# [WHAT YOU WILL DO]
Only lines containing the string "label" belong in the answer; copy all of them from the entries.

# [PROVIDED RECORDS]
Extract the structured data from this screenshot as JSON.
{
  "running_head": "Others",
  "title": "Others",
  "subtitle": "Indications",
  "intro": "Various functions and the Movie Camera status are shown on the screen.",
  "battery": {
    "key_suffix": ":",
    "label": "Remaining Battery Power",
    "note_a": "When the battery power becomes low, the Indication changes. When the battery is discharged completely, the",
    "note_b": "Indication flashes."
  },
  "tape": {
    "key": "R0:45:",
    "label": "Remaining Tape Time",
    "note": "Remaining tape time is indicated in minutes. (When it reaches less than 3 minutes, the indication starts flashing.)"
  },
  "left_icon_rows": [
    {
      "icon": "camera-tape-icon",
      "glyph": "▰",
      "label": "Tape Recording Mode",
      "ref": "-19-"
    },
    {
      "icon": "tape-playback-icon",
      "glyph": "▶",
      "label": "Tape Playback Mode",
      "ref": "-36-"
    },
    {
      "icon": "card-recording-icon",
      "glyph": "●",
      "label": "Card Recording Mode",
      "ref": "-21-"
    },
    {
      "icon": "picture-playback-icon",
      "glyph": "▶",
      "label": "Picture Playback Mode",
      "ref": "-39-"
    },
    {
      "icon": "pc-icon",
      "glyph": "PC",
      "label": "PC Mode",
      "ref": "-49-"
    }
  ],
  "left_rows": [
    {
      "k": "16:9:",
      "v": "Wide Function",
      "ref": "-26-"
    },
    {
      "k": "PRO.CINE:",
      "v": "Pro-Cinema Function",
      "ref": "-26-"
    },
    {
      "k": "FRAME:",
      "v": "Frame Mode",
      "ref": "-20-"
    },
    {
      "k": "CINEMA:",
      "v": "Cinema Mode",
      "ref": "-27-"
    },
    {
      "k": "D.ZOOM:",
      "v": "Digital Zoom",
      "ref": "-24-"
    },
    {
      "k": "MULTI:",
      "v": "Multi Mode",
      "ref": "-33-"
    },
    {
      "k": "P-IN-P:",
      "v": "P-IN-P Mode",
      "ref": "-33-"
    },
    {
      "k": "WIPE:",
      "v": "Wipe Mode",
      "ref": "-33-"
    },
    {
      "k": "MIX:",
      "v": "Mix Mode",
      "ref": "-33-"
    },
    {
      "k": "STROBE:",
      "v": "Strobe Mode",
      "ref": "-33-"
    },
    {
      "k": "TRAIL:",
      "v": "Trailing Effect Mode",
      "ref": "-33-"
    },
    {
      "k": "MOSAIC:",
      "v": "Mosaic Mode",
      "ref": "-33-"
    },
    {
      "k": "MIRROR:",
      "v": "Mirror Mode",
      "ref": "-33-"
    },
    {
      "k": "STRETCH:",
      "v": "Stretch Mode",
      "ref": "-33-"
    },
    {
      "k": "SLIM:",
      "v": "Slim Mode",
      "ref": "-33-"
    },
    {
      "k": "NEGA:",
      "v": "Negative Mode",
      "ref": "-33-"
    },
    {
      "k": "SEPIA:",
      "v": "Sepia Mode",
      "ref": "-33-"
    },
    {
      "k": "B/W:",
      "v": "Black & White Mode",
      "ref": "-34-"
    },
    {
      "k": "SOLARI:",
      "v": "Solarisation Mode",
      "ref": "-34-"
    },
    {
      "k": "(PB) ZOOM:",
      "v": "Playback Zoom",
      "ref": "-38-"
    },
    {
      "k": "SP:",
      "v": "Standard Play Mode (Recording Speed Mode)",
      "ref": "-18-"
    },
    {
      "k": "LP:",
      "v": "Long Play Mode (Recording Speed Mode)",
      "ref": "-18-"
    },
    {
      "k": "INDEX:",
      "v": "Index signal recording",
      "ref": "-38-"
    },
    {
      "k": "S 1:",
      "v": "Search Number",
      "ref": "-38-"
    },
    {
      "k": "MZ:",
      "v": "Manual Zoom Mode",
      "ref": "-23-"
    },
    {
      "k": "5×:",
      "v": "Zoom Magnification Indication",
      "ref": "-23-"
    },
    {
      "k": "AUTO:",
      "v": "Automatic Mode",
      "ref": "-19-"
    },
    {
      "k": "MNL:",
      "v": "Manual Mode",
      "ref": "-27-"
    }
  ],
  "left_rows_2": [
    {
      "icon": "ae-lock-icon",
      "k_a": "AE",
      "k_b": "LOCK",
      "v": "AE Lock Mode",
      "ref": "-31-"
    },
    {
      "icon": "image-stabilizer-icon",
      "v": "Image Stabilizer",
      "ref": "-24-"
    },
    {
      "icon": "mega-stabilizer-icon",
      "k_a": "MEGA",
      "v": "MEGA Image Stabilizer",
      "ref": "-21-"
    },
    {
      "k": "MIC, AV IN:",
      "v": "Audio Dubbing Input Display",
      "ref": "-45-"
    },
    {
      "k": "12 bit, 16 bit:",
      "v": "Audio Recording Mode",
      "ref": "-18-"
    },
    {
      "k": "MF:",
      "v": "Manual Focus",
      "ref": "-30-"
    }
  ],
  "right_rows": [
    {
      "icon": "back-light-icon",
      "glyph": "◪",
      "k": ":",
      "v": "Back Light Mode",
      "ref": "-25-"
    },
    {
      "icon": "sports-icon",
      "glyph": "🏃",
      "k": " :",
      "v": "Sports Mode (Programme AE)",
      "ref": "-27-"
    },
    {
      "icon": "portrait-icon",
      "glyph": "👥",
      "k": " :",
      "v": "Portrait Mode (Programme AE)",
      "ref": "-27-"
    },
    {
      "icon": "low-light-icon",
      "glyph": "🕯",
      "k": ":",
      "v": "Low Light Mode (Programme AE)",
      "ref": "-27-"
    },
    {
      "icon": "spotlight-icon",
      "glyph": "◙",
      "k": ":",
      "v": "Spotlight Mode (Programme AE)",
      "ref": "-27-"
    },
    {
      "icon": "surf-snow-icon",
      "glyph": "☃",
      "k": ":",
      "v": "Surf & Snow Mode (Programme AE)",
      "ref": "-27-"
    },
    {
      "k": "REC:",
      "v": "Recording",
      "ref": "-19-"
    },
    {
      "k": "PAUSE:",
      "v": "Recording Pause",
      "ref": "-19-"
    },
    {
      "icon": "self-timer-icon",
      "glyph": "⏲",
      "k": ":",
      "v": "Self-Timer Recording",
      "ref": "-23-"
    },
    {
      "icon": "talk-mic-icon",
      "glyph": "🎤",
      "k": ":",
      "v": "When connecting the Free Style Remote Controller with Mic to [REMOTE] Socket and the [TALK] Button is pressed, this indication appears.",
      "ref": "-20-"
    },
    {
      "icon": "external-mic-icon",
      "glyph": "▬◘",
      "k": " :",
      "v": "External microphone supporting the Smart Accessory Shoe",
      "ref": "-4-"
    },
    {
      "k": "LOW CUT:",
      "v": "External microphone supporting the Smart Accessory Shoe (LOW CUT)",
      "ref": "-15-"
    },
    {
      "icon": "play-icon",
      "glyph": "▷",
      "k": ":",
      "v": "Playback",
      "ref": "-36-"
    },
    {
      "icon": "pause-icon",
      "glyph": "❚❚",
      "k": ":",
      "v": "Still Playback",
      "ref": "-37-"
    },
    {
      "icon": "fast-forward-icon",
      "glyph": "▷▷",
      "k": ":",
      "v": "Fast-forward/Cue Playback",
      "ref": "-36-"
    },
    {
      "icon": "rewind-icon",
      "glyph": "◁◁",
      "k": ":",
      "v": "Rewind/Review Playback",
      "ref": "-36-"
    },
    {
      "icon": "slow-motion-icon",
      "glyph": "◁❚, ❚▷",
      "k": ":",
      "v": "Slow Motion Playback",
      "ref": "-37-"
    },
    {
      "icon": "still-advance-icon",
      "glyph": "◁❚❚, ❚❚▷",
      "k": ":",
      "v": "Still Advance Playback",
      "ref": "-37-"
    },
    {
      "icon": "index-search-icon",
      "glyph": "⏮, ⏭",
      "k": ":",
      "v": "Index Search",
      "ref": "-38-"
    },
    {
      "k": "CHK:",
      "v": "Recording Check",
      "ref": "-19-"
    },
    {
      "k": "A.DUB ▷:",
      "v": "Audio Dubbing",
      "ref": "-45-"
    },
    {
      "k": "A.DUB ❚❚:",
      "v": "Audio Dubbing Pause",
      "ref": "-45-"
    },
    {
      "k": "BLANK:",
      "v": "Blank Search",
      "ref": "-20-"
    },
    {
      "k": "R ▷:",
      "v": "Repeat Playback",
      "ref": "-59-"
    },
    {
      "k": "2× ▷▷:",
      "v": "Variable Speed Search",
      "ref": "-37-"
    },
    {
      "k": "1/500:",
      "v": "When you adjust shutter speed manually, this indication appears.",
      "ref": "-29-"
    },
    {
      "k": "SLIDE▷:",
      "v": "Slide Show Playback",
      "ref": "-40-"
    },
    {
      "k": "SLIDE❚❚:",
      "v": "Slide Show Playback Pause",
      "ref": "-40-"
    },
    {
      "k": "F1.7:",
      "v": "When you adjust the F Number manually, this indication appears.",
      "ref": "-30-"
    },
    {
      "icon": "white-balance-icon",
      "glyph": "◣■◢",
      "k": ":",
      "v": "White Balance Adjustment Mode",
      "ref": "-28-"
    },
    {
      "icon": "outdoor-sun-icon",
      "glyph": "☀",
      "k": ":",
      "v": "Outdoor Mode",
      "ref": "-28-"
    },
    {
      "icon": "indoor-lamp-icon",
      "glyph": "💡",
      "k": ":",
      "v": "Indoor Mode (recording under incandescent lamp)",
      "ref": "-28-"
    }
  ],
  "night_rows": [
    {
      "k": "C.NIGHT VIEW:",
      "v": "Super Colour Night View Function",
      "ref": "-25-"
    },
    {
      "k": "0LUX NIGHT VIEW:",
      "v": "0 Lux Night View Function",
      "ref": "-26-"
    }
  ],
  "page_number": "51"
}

# [ANSWER FOR THIS EXERCISE]
    "label": "Remaining Battery Power",
    "label": "Remaining Tape Time",
      "label": "Tape Recording Mode",
      "label": "Tape Playback Mode",
      "label": "Card Recording Mode",
      "label": "Picture Playback Mode",
      "label": "PC Mode",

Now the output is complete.